The word "this" may appear in the records below. Report how many lines contain it, and write nothing besides the number.

App and web page records:
Segment Open

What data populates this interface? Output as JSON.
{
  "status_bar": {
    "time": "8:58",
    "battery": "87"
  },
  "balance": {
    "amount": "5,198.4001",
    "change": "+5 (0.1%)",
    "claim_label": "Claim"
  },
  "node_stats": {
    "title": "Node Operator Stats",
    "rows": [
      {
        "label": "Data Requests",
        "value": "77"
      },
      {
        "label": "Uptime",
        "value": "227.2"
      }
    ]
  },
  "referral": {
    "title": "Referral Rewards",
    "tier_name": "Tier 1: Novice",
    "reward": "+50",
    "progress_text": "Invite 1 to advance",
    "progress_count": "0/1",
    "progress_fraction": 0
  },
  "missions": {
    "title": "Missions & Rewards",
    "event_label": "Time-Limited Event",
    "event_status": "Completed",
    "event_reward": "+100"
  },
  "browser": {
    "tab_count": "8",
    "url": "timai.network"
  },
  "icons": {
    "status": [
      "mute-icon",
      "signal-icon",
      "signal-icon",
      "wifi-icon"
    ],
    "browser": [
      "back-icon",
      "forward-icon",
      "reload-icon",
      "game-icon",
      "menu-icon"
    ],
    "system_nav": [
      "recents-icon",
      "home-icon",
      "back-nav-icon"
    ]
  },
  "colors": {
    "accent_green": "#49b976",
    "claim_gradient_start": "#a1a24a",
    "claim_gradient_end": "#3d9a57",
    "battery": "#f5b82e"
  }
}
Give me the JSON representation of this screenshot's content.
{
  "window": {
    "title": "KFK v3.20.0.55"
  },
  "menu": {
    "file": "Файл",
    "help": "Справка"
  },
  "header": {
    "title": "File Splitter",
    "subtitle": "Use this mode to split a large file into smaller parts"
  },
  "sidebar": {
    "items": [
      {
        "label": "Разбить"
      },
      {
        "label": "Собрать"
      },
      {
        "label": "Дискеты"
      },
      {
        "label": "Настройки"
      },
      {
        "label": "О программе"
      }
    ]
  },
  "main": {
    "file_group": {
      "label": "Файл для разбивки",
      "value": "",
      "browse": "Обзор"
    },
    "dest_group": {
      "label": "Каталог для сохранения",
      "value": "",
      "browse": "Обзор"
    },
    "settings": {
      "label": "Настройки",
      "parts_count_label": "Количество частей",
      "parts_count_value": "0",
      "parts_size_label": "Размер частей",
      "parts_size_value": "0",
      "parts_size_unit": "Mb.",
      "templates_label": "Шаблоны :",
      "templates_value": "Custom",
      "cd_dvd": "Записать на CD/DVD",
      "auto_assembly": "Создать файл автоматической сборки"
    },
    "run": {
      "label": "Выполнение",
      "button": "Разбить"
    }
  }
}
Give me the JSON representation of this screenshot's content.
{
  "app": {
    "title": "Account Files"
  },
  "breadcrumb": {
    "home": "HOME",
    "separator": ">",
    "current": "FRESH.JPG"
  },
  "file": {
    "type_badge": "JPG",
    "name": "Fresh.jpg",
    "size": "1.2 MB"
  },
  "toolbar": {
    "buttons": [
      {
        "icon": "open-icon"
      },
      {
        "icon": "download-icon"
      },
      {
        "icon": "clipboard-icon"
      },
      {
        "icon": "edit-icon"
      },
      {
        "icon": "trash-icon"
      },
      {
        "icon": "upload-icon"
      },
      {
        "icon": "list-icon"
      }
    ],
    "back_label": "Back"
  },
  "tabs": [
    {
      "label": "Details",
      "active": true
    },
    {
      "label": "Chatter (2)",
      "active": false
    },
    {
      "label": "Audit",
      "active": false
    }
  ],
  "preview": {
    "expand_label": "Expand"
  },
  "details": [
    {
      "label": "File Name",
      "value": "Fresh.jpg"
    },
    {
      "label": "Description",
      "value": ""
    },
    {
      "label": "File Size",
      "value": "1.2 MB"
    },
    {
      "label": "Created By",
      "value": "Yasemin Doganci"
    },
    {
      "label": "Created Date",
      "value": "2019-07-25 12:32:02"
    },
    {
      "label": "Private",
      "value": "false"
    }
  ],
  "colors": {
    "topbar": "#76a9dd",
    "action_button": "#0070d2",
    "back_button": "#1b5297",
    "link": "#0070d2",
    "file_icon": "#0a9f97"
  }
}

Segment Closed

OUTPUT:
4